> Problem: Only a number is required: the count of lines in the material below that contain "content".

> Given records:
========================================
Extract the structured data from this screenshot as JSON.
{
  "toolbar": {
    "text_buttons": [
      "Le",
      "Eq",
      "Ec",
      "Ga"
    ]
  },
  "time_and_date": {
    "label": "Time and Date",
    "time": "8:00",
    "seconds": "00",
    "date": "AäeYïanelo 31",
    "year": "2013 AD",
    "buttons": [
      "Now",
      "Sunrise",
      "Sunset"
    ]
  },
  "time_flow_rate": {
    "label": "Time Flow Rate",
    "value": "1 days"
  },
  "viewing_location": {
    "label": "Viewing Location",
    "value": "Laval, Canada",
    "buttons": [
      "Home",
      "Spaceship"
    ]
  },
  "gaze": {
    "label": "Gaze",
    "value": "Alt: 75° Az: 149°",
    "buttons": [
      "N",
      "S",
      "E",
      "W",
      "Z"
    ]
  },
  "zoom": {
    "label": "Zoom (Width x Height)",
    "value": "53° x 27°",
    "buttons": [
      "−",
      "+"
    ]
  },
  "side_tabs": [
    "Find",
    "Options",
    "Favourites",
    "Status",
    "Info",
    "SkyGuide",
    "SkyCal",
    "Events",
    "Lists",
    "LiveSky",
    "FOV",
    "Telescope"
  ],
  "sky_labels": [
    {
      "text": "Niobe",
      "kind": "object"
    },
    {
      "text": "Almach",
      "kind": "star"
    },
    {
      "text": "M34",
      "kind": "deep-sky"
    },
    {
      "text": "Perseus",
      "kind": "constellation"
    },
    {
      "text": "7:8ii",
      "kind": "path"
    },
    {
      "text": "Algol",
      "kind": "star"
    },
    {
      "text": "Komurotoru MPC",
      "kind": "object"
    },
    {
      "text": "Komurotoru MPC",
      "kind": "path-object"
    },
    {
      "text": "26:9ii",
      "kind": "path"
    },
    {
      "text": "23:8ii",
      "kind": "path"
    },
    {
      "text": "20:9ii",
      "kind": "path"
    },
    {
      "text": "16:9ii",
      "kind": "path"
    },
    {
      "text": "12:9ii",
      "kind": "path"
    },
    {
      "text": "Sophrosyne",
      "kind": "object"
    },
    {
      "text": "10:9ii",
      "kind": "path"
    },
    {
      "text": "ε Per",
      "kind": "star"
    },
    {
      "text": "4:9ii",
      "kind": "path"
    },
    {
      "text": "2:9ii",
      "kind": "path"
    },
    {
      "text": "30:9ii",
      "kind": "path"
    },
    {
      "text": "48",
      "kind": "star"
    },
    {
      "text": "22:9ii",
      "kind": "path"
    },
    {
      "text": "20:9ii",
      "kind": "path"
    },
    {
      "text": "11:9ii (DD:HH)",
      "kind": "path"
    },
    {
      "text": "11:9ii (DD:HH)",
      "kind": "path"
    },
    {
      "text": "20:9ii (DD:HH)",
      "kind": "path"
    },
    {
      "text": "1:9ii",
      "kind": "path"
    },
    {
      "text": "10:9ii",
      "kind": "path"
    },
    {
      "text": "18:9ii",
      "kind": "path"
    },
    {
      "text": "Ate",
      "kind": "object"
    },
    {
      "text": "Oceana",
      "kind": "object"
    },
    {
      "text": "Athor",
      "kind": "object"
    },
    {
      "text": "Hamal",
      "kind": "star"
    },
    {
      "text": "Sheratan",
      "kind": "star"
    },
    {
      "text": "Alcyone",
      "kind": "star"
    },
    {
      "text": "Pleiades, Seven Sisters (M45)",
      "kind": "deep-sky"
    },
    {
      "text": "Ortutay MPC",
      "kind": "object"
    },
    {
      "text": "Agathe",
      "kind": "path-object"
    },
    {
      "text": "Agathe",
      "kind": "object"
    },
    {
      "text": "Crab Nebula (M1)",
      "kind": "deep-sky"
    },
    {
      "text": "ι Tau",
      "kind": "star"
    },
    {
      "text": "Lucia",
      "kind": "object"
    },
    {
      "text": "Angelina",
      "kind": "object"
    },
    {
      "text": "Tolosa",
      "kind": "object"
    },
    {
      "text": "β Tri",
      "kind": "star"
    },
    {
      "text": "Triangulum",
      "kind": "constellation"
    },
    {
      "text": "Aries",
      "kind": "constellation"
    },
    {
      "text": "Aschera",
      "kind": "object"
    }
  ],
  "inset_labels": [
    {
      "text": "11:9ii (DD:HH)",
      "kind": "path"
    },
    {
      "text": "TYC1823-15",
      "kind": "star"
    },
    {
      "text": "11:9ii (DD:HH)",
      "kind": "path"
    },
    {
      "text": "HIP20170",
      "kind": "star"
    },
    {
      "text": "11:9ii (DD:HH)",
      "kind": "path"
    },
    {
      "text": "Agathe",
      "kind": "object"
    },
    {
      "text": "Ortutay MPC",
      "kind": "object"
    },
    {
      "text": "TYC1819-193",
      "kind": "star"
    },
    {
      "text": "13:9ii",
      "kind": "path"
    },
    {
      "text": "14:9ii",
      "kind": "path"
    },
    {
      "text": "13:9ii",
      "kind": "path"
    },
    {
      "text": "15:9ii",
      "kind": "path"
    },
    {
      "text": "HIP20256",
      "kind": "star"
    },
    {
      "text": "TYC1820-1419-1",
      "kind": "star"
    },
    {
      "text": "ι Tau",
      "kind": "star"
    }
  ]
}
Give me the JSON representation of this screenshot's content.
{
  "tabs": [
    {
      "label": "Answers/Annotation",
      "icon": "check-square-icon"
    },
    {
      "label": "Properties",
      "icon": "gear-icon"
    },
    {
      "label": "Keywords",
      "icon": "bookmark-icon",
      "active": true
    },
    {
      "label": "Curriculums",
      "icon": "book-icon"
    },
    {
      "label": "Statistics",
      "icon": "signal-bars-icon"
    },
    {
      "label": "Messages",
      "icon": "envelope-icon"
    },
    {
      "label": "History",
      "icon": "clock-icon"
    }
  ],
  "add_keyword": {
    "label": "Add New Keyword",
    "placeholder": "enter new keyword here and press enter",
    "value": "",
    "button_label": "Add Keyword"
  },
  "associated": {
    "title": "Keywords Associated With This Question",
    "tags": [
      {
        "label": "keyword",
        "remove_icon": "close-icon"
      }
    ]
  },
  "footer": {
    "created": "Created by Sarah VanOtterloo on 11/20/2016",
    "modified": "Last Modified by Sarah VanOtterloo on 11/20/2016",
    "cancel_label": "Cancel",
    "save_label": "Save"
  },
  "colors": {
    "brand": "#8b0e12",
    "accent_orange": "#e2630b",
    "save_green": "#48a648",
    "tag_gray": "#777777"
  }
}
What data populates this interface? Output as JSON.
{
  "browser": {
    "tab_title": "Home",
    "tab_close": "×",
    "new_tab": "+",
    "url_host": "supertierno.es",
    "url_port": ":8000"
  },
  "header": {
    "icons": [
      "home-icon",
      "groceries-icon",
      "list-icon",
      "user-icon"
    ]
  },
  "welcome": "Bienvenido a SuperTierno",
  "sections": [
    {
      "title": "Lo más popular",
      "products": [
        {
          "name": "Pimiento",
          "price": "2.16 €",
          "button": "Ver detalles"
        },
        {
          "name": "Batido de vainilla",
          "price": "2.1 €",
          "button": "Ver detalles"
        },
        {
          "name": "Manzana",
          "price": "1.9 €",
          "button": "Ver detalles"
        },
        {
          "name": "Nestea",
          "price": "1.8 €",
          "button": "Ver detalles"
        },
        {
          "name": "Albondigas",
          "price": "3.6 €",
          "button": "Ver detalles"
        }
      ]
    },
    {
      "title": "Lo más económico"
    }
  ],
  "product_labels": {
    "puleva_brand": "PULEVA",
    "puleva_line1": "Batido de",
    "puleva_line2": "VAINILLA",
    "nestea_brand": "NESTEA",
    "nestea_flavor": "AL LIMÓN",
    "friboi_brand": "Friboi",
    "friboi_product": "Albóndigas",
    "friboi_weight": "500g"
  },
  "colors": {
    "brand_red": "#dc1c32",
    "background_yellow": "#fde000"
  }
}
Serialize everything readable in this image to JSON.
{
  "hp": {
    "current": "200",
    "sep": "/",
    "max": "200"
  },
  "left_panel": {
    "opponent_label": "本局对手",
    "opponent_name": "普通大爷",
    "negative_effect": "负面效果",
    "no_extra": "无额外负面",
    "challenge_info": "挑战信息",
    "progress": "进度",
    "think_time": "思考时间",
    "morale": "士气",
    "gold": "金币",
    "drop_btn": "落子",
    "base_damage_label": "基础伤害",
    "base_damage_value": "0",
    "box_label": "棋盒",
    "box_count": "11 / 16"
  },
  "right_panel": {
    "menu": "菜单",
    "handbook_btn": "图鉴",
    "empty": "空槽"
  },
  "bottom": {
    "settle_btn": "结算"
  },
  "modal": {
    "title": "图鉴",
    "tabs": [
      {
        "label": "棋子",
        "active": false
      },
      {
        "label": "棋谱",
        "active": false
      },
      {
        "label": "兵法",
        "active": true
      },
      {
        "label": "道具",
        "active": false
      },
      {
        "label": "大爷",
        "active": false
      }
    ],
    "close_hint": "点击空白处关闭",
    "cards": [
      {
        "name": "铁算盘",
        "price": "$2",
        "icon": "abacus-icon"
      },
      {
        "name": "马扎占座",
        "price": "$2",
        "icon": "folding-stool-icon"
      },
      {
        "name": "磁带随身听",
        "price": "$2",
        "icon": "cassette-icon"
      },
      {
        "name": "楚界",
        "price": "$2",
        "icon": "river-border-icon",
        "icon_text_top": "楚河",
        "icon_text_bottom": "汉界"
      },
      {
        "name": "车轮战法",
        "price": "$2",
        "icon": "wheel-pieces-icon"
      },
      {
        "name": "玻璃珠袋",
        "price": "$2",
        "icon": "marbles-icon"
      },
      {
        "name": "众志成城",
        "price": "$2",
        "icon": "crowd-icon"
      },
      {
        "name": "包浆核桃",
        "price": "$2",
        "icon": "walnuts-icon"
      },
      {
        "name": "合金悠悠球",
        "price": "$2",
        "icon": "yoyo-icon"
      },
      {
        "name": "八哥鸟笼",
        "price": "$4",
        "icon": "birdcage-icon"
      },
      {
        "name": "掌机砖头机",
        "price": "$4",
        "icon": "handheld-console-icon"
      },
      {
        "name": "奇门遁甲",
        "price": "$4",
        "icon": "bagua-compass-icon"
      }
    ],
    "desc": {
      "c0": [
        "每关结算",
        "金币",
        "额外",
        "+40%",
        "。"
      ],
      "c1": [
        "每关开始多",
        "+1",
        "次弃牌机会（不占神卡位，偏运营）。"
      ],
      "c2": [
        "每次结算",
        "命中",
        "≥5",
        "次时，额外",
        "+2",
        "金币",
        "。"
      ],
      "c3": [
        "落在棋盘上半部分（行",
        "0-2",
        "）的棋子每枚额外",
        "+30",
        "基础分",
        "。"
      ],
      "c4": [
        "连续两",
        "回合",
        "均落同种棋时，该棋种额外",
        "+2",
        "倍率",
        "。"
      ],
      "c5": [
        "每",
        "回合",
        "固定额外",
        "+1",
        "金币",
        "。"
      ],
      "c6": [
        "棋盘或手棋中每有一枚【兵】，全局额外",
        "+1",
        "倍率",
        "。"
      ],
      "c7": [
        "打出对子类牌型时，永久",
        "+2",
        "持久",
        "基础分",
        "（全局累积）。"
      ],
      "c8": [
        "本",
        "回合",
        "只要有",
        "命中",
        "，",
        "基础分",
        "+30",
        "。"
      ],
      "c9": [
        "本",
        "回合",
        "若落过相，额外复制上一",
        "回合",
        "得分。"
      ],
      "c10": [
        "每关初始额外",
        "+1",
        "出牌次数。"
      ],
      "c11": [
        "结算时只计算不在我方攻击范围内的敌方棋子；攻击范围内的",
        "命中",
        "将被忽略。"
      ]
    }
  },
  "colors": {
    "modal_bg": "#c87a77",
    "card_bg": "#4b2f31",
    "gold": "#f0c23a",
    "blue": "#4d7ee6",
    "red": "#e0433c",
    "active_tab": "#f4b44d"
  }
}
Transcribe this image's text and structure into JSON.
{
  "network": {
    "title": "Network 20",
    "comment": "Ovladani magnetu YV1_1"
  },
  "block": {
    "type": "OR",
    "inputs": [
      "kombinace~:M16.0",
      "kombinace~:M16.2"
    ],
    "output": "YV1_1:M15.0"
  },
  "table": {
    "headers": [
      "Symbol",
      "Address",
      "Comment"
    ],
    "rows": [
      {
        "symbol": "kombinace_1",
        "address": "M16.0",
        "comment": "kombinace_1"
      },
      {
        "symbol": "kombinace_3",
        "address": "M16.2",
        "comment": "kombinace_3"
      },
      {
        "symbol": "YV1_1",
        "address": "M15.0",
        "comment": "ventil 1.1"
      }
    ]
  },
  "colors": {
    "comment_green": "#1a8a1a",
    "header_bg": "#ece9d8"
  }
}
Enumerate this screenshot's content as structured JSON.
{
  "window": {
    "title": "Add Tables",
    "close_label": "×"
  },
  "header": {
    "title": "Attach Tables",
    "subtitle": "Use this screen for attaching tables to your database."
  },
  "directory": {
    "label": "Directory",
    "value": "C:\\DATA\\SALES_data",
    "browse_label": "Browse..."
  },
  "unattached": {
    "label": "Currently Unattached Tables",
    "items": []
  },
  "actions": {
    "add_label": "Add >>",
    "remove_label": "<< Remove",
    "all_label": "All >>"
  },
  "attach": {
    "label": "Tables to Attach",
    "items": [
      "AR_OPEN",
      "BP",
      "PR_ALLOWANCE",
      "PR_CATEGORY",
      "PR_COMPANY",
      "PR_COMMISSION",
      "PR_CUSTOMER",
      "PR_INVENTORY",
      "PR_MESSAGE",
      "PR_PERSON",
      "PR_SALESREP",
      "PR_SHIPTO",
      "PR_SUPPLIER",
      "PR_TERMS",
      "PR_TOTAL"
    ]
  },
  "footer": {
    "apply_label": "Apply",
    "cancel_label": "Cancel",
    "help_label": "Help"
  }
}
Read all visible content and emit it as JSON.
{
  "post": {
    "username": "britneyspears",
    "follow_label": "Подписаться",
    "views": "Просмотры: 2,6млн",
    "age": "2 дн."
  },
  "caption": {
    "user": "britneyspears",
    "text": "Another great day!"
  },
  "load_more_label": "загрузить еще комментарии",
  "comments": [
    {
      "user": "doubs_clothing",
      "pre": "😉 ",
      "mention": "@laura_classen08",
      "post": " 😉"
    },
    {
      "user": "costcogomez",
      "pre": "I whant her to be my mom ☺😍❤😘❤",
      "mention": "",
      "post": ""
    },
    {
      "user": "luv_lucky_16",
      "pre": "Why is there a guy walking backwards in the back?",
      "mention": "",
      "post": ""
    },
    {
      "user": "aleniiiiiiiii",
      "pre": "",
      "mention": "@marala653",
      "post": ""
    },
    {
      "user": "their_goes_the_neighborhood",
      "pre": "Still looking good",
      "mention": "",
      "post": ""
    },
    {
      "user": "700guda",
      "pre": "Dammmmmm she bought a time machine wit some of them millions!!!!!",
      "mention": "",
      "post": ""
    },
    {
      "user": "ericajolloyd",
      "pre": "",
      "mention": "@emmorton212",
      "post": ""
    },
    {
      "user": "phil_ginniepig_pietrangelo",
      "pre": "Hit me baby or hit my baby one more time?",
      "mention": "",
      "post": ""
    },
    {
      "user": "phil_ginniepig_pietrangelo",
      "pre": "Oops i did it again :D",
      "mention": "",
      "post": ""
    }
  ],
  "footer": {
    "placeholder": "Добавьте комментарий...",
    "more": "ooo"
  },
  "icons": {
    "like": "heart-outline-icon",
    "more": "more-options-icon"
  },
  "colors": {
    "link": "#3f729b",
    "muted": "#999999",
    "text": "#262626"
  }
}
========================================
> Answer box: 3